◆ Task description
Sort through the material below and copy each line with "Bekapcsoló".

◆ Data under study

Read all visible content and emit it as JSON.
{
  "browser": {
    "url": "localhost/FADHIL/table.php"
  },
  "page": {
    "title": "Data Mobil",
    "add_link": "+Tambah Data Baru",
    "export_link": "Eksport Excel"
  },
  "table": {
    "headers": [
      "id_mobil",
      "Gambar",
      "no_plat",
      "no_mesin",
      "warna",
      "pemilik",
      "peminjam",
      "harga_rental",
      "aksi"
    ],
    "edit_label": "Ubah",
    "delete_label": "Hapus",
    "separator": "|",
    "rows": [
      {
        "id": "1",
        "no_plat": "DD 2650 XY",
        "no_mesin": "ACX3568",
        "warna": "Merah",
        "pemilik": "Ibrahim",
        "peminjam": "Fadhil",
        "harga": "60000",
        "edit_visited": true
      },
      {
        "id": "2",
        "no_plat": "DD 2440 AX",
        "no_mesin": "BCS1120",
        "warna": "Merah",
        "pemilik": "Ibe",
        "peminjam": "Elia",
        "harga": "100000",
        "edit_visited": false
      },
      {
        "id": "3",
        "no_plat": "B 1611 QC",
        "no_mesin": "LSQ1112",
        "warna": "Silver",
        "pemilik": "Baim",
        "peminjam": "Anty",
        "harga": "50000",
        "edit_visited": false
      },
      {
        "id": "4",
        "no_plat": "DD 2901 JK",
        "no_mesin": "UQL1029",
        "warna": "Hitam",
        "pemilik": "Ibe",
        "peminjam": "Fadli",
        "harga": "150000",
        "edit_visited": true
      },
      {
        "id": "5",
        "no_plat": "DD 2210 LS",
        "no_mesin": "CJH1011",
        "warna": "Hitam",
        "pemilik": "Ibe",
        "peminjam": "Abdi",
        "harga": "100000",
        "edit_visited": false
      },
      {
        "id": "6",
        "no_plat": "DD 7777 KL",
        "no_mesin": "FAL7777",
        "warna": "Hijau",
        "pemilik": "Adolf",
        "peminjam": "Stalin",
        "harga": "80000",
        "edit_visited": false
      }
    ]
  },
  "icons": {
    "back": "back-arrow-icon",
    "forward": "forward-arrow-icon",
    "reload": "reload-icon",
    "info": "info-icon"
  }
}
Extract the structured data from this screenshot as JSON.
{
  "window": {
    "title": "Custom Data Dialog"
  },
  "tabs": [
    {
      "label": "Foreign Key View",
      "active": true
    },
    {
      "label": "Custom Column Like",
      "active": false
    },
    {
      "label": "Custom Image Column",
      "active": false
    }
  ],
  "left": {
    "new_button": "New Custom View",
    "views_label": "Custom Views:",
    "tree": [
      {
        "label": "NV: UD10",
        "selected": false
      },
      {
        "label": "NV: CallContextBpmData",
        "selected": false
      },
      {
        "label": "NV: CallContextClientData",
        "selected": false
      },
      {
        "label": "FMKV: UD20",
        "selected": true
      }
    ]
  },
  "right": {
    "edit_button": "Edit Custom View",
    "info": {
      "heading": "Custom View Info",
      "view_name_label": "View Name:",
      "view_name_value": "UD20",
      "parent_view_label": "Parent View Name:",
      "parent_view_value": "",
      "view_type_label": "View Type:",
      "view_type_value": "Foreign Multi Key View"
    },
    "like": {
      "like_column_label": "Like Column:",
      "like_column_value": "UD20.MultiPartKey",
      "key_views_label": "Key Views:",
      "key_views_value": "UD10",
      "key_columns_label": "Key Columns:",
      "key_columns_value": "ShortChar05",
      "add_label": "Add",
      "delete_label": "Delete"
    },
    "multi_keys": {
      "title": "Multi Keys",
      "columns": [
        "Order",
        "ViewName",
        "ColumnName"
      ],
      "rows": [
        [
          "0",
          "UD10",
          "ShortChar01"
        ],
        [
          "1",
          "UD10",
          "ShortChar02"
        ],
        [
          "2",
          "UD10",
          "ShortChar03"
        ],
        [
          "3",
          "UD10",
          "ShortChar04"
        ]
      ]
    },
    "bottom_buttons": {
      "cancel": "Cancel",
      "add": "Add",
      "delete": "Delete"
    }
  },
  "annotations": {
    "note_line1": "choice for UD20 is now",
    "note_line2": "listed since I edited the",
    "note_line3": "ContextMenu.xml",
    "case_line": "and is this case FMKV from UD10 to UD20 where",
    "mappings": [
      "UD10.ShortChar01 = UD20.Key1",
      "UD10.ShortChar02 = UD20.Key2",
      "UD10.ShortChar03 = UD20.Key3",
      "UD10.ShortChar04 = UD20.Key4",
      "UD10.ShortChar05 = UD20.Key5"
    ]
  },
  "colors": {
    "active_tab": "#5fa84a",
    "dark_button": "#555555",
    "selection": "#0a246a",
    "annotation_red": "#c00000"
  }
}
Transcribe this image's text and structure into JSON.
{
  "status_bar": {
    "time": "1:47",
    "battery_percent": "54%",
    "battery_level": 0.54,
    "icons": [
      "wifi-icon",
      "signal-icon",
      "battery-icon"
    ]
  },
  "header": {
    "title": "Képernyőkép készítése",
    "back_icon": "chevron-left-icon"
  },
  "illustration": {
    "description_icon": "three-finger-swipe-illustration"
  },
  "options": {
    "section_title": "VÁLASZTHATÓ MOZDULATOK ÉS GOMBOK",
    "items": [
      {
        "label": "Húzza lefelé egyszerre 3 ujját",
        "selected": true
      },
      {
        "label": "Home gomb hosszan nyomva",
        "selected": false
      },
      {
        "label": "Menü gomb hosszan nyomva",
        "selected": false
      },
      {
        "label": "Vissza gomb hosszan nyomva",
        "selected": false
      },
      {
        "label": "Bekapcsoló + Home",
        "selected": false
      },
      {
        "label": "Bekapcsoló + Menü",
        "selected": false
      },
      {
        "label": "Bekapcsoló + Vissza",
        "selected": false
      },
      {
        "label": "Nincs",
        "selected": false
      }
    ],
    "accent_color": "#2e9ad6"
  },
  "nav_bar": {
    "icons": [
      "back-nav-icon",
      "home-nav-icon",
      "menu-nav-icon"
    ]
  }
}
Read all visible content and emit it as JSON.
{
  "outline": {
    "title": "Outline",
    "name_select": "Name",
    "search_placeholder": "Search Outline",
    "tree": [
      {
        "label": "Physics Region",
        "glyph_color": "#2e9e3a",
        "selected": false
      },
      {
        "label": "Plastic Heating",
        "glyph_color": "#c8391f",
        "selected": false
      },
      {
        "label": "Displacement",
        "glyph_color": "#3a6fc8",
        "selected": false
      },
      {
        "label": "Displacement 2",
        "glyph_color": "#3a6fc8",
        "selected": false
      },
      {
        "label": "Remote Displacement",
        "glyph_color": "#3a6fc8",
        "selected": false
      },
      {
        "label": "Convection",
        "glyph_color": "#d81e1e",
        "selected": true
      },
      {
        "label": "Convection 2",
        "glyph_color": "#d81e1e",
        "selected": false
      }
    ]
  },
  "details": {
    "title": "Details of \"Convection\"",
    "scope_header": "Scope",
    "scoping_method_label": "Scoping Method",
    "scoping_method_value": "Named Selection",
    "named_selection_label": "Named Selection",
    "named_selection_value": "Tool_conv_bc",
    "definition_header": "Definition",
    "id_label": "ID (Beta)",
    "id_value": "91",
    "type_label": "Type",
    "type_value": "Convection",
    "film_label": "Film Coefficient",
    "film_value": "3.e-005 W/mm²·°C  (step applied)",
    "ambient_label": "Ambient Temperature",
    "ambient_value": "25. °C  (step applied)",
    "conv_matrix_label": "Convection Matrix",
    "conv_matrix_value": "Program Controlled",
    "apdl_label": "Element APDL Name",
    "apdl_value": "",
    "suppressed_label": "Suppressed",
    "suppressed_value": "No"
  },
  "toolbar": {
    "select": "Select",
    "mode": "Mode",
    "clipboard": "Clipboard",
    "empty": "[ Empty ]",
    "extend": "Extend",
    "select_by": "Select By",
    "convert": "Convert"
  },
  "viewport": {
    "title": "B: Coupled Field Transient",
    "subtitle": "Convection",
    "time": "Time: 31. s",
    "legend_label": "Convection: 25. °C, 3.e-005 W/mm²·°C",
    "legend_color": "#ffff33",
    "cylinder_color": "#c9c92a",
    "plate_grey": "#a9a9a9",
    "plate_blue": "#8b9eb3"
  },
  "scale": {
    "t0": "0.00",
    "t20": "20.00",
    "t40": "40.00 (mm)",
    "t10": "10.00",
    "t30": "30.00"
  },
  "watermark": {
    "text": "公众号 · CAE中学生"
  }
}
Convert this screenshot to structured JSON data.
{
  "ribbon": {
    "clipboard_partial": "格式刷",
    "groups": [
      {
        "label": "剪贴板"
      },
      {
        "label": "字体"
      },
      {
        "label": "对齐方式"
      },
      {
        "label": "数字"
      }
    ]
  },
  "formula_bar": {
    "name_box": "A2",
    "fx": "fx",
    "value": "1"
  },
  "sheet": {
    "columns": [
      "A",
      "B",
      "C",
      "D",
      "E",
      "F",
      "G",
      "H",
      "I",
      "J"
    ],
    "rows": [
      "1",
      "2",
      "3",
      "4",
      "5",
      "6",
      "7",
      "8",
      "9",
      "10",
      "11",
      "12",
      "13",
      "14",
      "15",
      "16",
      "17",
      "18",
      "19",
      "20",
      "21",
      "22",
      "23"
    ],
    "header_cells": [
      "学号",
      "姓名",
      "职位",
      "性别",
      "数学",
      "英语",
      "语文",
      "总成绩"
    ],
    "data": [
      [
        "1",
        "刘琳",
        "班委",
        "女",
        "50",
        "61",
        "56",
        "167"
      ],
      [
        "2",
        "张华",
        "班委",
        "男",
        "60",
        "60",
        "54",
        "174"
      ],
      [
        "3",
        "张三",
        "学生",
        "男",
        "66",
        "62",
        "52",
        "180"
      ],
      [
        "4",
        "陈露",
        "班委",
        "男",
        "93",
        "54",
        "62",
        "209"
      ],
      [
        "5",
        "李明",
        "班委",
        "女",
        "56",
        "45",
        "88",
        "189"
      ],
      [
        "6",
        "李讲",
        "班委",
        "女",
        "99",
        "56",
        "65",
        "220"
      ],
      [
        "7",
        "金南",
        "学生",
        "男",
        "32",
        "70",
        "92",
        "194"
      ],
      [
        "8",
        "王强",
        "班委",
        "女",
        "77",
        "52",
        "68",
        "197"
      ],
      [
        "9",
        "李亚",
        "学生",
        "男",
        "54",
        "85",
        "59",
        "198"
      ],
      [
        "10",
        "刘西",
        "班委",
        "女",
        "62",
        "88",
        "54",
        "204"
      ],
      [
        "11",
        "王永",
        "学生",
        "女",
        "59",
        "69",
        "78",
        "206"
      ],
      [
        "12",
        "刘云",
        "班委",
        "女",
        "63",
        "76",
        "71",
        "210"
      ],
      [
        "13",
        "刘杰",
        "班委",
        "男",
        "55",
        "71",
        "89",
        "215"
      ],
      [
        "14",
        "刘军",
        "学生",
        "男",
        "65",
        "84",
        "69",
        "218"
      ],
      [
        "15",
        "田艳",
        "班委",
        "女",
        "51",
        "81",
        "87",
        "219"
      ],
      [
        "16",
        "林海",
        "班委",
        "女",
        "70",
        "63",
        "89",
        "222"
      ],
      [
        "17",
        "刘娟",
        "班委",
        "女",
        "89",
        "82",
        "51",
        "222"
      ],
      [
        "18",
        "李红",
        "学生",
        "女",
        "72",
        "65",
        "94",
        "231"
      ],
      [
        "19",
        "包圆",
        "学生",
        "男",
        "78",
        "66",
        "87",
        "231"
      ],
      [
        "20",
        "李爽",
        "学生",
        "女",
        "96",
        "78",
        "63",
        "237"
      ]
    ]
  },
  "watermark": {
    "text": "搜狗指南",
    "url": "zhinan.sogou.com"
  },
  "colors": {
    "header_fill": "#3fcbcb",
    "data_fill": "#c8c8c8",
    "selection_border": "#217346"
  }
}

◆ Output for this task
        "label": "Bekapcsoló + Home",
        "label": "Bekapcsoló + Menü",
        "label": "Bekapcsoló + Vissza",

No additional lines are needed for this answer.